Hirokazu Koreeda's work is unknown to me, so I approach this review unable to comment on how it compares to his previous films. "I Wish" is the story of two brothers, living apart due to their young parents failed marriage, coping with their separate lives. They hear an urban legend that wishes come true when made at the point when two bullet trains pass by one another, so they agree to travel with friends to a point where they can all express their desires.
This film is a perfect example of the slow film that divides opinion. Those that love it say that it is gentle, thoughtful, measured; while those that couldn't stand it say that it's meandering, nothing happens. It's easy to empathise with both crowds, though by my score you can guess I've drunk the Kool-aid.
It is a slow film (my favourite euphemism for this is 'patient' by the way) and has modest ambitions, but it certainly is also an adventure film - it's just that the adventure is on the scale of your average holiday special. The plot itself is not the main reason to like this movie and neither are the characters, who never rise above representing their wishes.
Instead the enjoyment comes from the cinematography, which is never less than beautiful, and the soundtrack which are woven together to create a really joyful experience. "I Wish" is genuinely life-affirming, without straying too far into sentimentality (though it is guilty of this at times). It also does a great job of expressing to this wanna-be otaku what Japanese life in a small town might be like - or at least better than most anime does.

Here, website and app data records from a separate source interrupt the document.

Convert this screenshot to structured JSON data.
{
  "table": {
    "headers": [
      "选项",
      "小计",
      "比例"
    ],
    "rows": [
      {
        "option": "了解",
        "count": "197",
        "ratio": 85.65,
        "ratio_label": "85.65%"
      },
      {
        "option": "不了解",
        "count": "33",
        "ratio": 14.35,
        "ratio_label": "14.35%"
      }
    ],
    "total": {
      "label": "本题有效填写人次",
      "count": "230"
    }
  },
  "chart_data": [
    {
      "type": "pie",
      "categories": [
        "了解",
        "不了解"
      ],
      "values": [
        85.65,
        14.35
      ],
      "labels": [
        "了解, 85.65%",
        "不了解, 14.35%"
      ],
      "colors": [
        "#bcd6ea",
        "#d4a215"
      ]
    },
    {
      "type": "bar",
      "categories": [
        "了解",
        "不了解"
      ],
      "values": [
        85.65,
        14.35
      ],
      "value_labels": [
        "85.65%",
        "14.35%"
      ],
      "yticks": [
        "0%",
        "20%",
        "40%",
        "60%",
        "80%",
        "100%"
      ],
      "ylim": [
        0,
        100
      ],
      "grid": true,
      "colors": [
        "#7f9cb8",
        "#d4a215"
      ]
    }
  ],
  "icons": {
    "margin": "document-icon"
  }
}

It struck me when leaving the cinema that I rarely watch new live-action Japanese films - the last one I can think of was the excellent 'Departures', which won "Best Foreign Language Film" in 2009. When I think of modern Japanese cinema, I think of speedily-made Takashi Miike horror films that cling to a mid-90s burst of inspiration. If "I Wish" does anything, it will at least make me re-evaluate the non-animated output of the great cultural melting pot of Japan.